Go over the records and count each line that has the string "criteria". Give the number and nothing else.

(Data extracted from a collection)
-------

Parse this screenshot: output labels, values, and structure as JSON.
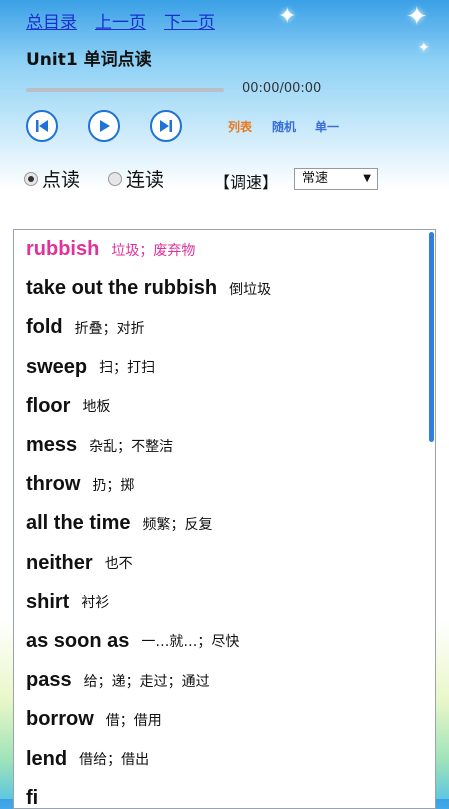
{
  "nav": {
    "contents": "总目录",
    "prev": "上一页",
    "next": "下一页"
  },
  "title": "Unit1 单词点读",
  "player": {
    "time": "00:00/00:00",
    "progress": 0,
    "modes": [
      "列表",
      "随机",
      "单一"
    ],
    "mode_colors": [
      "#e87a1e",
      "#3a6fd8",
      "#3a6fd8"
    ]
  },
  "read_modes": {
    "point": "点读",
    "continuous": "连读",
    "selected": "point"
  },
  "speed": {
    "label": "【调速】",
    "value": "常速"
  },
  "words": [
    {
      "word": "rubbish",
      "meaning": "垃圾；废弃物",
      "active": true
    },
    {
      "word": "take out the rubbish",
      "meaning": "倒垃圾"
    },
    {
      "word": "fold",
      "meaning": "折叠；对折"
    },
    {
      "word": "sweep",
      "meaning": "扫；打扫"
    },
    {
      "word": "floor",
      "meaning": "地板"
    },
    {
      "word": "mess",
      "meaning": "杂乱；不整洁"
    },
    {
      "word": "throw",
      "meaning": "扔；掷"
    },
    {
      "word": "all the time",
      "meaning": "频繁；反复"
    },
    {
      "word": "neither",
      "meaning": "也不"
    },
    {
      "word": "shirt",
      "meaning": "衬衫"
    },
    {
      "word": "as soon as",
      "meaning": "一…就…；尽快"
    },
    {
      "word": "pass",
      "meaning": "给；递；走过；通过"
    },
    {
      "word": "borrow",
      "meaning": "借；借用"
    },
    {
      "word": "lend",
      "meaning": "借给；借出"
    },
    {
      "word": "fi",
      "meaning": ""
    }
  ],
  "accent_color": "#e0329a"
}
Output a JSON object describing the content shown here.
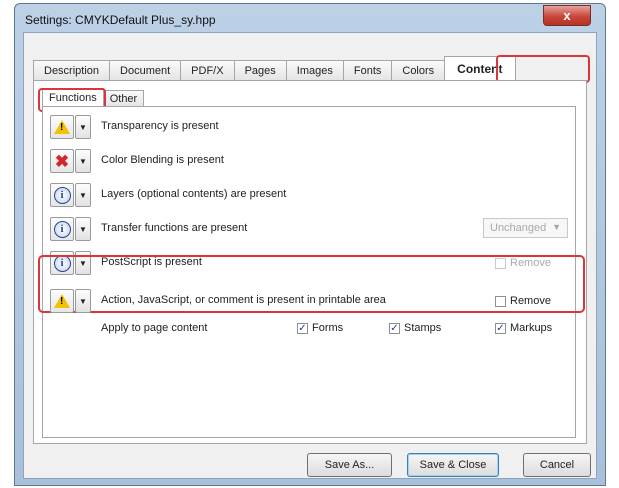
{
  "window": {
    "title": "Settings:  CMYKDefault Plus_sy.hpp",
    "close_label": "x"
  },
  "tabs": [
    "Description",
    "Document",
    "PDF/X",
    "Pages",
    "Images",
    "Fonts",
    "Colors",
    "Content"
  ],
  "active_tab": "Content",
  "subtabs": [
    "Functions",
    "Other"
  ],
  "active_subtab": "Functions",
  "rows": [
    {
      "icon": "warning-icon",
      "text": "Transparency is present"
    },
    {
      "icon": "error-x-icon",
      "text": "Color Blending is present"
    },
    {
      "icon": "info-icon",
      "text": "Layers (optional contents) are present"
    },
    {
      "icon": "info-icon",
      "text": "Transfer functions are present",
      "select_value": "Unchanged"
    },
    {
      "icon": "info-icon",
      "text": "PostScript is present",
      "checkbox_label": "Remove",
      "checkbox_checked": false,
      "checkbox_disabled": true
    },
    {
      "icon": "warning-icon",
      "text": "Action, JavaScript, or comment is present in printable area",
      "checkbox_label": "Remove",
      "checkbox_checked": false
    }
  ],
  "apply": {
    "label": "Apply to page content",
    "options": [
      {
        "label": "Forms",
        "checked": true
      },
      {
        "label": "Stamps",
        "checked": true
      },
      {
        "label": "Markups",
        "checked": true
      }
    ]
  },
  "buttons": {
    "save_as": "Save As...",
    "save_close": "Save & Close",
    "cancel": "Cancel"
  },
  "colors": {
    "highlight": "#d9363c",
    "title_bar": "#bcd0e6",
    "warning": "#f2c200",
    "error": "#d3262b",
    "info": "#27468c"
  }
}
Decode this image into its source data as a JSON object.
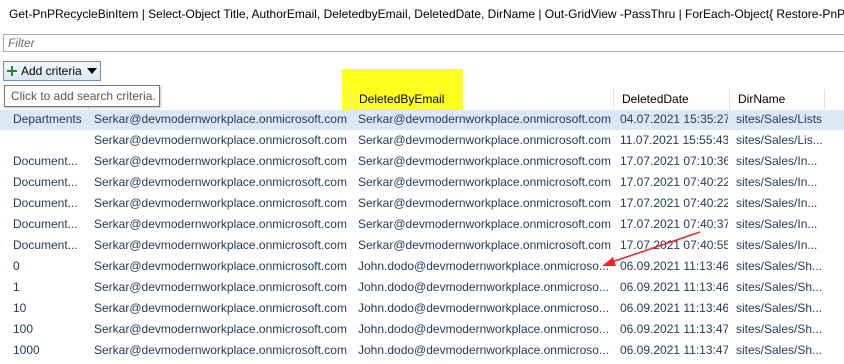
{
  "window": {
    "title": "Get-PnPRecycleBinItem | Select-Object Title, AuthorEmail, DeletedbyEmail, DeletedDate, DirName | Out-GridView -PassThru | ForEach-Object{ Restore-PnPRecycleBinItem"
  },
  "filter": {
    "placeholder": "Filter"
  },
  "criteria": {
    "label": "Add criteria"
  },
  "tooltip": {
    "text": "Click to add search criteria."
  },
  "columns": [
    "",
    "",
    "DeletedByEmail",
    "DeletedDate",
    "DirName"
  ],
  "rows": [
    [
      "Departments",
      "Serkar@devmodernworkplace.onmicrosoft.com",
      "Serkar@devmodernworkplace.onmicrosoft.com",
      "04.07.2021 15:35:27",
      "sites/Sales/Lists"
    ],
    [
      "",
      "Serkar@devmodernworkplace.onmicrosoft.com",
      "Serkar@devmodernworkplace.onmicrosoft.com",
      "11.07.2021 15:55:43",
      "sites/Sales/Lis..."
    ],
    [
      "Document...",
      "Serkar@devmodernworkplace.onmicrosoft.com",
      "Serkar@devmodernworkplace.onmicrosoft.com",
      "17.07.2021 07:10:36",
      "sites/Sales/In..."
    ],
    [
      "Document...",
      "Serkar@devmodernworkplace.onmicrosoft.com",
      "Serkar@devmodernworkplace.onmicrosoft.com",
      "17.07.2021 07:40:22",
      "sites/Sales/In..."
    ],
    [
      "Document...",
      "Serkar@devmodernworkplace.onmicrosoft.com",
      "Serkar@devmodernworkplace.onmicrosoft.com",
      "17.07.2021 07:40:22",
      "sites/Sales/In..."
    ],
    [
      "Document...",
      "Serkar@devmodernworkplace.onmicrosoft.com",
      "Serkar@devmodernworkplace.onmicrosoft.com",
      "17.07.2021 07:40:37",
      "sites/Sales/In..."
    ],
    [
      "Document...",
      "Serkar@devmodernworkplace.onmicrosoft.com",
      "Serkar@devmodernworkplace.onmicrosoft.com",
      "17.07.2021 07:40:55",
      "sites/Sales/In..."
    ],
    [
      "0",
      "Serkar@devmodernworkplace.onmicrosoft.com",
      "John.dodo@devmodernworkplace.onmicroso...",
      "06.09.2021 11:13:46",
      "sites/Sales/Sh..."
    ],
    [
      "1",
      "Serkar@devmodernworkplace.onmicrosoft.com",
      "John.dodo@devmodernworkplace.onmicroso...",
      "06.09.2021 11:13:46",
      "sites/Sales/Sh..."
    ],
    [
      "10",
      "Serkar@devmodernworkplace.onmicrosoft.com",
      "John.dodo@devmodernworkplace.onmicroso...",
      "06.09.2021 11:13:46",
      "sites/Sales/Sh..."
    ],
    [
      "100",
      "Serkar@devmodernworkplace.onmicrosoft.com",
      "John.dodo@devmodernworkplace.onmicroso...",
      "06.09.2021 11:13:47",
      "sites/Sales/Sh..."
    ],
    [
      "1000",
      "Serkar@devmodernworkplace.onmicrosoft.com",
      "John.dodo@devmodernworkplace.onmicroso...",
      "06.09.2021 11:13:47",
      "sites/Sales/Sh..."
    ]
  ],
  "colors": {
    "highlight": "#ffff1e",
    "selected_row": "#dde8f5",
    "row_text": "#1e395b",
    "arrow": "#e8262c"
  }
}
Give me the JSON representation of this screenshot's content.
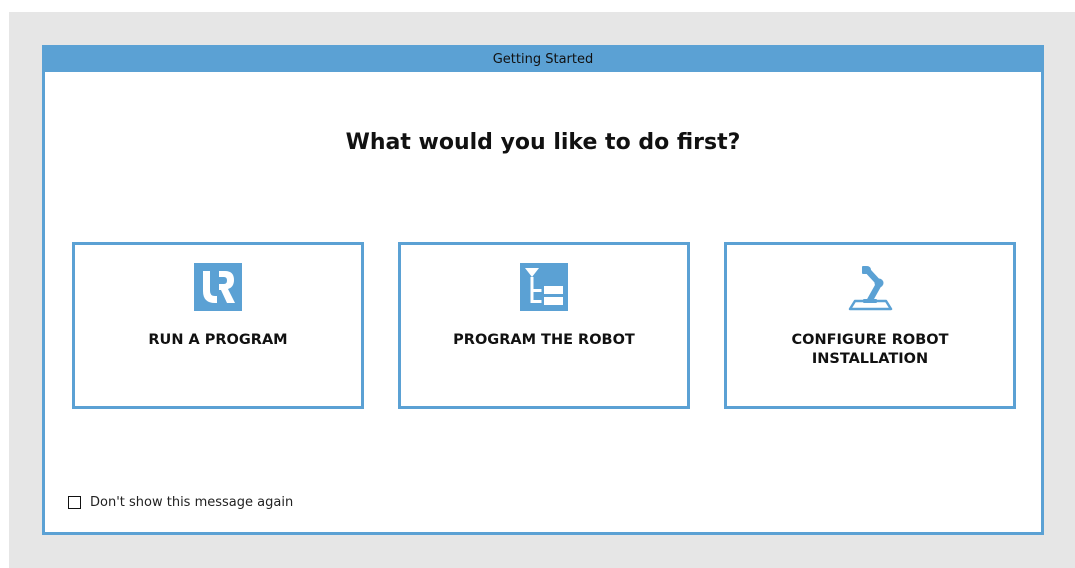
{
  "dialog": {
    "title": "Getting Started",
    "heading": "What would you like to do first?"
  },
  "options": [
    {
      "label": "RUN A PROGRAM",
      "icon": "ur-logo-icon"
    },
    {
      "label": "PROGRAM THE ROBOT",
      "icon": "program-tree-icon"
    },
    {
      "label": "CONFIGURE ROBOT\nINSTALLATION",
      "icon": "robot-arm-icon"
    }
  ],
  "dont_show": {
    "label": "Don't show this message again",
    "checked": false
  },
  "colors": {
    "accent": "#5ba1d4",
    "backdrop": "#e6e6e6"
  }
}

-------

_Exercise response_
3